When I went to valet parking, I gave the guy our ticket and said we’d been at the Opera Gala.  He asked me if I had a complimentary ticket for parking.  When I said I didn’t have one, he said the parking would cost $15.  That seemed like a terrible mistake, so I went back upstairs to the registration table and told the lady that I hadn’t gotten my complimentary parking ticket.  As she’d done earlier the evening, she asked what level I was.  I said I wasn’t sure, but I thought that I was probably at the $250 level.  Giving me a look that I interpreted as scornful, she said, “That’s why.  You don’t get complimentary parking at the $250 level.”  I think I must have appeared so forlorn that a nicer lady started looking around to see if they had any extra parking passes.  Much to my luck, she finally found one and gave it to me.  I thanked her profusely at least two or three times. 

When we got home, Katja asked me to unhook her necklace.  I fiddled with it for several minutes, but I couldn’t get the clasp undone.  I thought maybe part of it had broken off.  Katja tried for a while, but she couldn’t do it either.  Finally she said I should just break it apart, and she would have it repaired.  I proposed instead that she go to sleep with her necklace on, and we’d find a jeweler the next day.  In the morning I located a mall jewelry store that was open on Sunday, and we drove out.  The clerk at the store took a look at the clasp, pushed on it once, and it popped open.  She smiled; we laughed, both of us a little embarrassed.  I tried it myself while we were there with the clerk.  It popped right open for me too.  Driving home, I thought to myself that we’d managed to get through the Opera Gala unscathed.  But I was happy to be back in reality.

G-mail Comments
-Vicki L (5-3):  Hi David,  Your Gala story left me breathless. I just don't know how you do it. In some ways, your marriage to Katja mimics mine to George - the partner consistently pulling us onto our growing (or is that 'groaning') edge.  I'm so glad you had a great time. The finale at the jewelers was a lovely tribute to aging. Sis
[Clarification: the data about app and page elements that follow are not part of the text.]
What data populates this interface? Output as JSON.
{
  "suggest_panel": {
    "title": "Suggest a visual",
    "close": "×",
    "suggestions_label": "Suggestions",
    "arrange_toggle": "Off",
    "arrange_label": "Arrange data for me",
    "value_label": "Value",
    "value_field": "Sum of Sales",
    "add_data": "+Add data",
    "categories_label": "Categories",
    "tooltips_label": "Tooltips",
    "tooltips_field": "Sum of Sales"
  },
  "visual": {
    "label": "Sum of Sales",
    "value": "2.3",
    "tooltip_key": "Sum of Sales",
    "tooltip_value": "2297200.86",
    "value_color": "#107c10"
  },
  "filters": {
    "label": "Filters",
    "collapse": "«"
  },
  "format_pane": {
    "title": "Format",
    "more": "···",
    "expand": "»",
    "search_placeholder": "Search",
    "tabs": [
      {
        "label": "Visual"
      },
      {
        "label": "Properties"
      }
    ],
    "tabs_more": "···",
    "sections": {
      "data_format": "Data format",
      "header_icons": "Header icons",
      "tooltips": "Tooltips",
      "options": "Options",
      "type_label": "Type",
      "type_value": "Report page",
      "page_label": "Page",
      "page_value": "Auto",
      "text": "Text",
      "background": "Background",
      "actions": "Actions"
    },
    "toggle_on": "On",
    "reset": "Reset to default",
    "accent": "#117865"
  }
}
1 comment:

  1. Sounds like it would have been well worth $10,000!